When we use indirect suggestion, we are using a smoother, slicker, less obvious form of suggestion. It is easier on the ear and is often easier for people to accept. Saying something like: “And you might find that your limbs feel heavy or light,” is an indirect suggestion. So is: “And as you go deeper now…” and: “I wonder if you can already feel that relaxation spreading through your whole body…”
You will see, from the last example, that there is no need to actually tell the listener to do anything or feel anything; we simply wonder aloud if they feel it and their mind will do the rest. And how about this:
“My friend John comes to see me sometimes, and he often tells me how, while he’s relaxing in that chair, he seems to somehow lose all sense of time… and another thing John notices is that nothing much seems to matter, somehow… while he’s here… so that he can just go deeper and deeper…”
This is an example of indirect suggestion, in which we can catch the subconscious ‘off guard’, as it where, if we sense that there might be some resistance to a direct request to relax. Indirect suggestion is simply one that refers to what the listener seeks without actually suggesting it to them directly.
The late Milton H. Erickson – who penned the ‘my friend John’ induction – was a master of indirect suggestion. Erickson was a one-off, a man who seemed gifted in his ability to work almost, if not completely, invisibly. It is even possible that even he didn’t know why some of his clients got better – he just knew that they would. He used many techniques, but much of his work was based around metaphor and story-telling, and is therefore probably one of the oldest forms of therapy in existence, dating back to the earliest days of language.
Riddles, metaphors and implication
We are used to speaking in riddles, metaphors and implications. We automatically ‘read’ what is meant (though part of our communication difficulties is that we often get it wrong) when somebody says something. “Go and sit over there,” means, to the conscious mind: “Go and sit down on that chair over there.” We did not need to be told about the chair because we were told to sit ‘over there’, there was a chair ‘over there’, and we realise that we are not expected to sit on the floor. “Sit down on that chair,” was an implied meaning that we understood well enough without thought. But our subconscious mind works differently – literally – and the only way we can be certain of the interpretation of hypnotic suggestion is to word suggestion cleanly. If we do not take such care, we have no way of knowing what the response will be, even assuming that there is one.

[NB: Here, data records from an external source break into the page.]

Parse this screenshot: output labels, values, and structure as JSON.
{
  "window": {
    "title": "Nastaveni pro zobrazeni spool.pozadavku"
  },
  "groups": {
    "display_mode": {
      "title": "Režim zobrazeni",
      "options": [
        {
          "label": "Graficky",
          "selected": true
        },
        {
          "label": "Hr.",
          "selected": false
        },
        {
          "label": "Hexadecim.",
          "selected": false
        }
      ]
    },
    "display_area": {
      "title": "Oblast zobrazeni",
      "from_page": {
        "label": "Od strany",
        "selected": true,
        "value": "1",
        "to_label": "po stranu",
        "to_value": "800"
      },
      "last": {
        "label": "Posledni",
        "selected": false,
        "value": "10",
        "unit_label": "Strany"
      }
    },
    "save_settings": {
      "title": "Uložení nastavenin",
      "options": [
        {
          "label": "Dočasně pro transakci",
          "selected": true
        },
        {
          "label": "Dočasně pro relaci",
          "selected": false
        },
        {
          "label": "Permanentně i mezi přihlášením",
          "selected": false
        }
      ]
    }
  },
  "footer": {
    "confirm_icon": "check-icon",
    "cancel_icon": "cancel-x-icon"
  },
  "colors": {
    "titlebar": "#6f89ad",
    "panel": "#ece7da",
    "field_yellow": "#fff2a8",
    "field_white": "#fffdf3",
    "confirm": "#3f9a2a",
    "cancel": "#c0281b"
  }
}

I am not saying that implication should not be used, only that the implicit meaning must be unmistakable. There are times, in fact, when it can be particularly useful, since it makes conscious intervention less likely. Here is an example of a very carefully crafted implication, or indirect suggestion:
All your troubles and fears will be resolved at night in your dreams.

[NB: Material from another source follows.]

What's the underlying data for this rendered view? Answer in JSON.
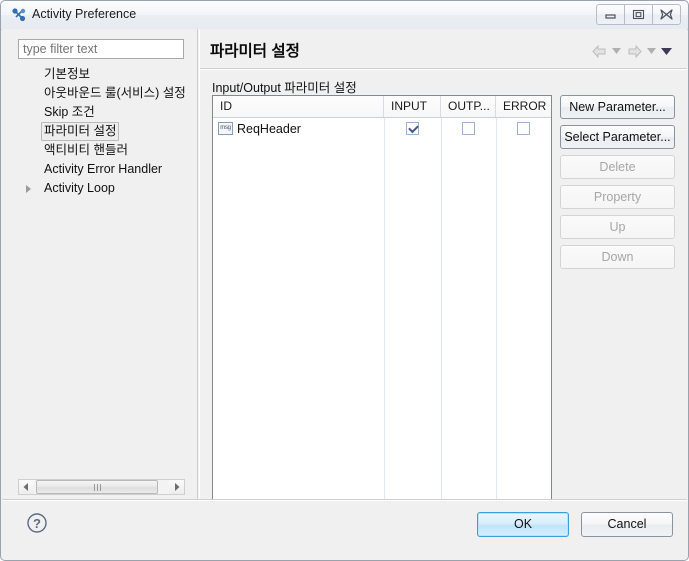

Can you see what the implication/indirect suggestion is? In case you cannot, it is: You will sleep soundly enough to dream. We would usually add something to it: So that you wake up in the mornings, wide awake, alert, full of energy and looking forward to whatever new opportunities that day will bring. This works at the fear of death experienced by some people with sleeping difficulties, via wake up in the mornings, as well as promoting optimism and enthusiasm generally.

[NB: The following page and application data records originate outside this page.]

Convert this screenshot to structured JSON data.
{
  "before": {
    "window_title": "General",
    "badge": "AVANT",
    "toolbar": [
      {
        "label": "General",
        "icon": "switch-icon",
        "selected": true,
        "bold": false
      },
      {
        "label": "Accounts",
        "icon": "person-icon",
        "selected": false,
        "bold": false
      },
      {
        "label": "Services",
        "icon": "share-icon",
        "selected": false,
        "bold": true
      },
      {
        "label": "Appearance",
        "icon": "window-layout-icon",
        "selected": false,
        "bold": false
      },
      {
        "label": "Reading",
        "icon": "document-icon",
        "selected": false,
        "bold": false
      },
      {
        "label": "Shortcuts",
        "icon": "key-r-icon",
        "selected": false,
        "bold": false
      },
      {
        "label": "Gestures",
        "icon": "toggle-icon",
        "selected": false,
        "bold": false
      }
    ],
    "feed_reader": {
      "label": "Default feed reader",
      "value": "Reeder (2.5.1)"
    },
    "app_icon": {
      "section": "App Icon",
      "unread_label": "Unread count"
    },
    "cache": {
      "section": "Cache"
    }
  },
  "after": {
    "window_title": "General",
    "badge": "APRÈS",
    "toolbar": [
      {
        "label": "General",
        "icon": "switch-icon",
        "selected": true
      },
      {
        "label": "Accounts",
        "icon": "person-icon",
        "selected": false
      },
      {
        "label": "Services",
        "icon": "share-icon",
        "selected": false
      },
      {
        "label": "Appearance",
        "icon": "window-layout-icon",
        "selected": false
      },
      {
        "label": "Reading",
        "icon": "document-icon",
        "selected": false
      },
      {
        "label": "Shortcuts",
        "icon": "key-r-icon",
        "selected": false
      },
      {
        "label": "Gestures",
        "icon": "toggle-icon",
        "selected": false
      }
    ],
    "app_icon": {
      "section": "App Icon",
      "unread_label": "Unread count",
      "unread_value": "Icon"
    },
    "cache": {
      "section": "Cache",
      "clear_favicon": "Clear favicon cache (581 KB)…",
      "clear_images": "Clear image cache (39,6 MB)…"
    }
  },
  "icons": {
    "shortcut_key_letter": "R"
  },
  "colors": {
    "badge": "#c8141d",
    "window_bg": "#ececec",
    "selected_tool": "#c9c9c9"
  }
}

Most hypnotherapists make use of both direct and indirect suggestion. They are both powerful tools. As was mentioned earlier, some people respond more to the direct approach, while others respond more effectively when it the suggestion is less obvious. Of course, there are some people who respond better when a mixture of both are used. The important thing to remember is that whatever type of suggestion is used, it must be devoid of ambiguity and to be acted upon it must first be accepted, consciously and subconsciously. One thing we know for sure… is that there is a suggestion for everyone!